On January 16, 1865, Sherman issued Special Field Orders No. 15, which designated a large amount of unclaimed and abandoned land in his remit to be divided into lots of roughly forty acres each to be given to the refugees for homesteading (Spare mules that the Army no longer needed were given out later).
There was a bit of a catch in the order, though.
Amidst all the stuff that would in effect set up a nice little Black community, Section III contained the phrase “…or until Congress shall regulate their title.” Putting it one way, the Order let them be “squatters” on the land until the federal government straightened out the ownership details (which could include letting them keep the land).
When the war was over and things started to settle, the Federal government looked at Special Field Orders No. 15, and determined that – for all his good intentions – General Sherman exceeded his authority, and revoked the Order. The Freedmen’s Bureau would take care of all the settlement and homesteading issues, thankyouverymuch.
Over the decades, the phrase “forty acres and a mule” has come to symbolize a broken promise made by the government to Black citizens everywhere. That’s not really true; it wasn’t a “promise” – just an ad hoc solution to a temporary crisis – and it wasn’t even made by the government.
If one does want to point the blame finger somewhere, there’s a really huge target. For all the talk of the evils of slavery made by the Abolitionists, I can’t recall any serious plans as to what to do with all the newly free Blacks – other then send them back to Africa as colonists (that’s how Liberia was created).
It’s pretty depressing. For all the talk of “freedom”, no one really bothered to think of what would happen after slavery was abolished. Not just the economic implications, but the social ones. Peek around in the fine print of what they were saying, and you might find hints that they still believed that Blacks were somehow “inferior” to Whites. Human, yes, but not as intelligent or “developed”. And that justified all the segregation and “Jim Crow” laws that got put into place all over the country.

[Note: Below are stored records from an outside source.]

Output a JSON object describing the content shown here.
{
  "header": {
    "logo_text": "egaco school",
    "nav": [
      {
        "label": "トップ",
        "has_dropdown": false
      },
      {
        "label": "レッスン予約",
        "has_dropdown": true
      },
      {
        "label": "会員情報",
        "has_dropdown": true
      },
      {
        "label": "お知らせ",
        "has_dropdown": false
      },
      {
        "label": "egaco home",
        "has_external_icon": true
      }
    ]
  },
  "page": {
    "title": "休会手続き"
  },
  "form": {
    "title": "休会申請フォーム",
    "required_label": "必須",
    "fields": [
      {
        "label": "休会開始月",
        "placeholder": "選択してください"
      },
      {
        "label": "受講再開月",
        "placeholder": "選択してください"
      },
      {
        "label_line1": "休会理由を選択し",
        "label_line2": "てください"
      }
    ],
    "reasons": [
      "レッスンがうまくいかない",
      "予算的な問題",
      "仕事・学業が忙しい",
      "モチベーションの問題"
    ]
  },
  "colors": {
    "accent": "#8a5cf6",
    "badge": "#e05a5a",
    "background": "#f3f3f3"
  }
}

Freedom, sure. But not equality. That’s the broken promise – one that still hasn’t been fully rectified.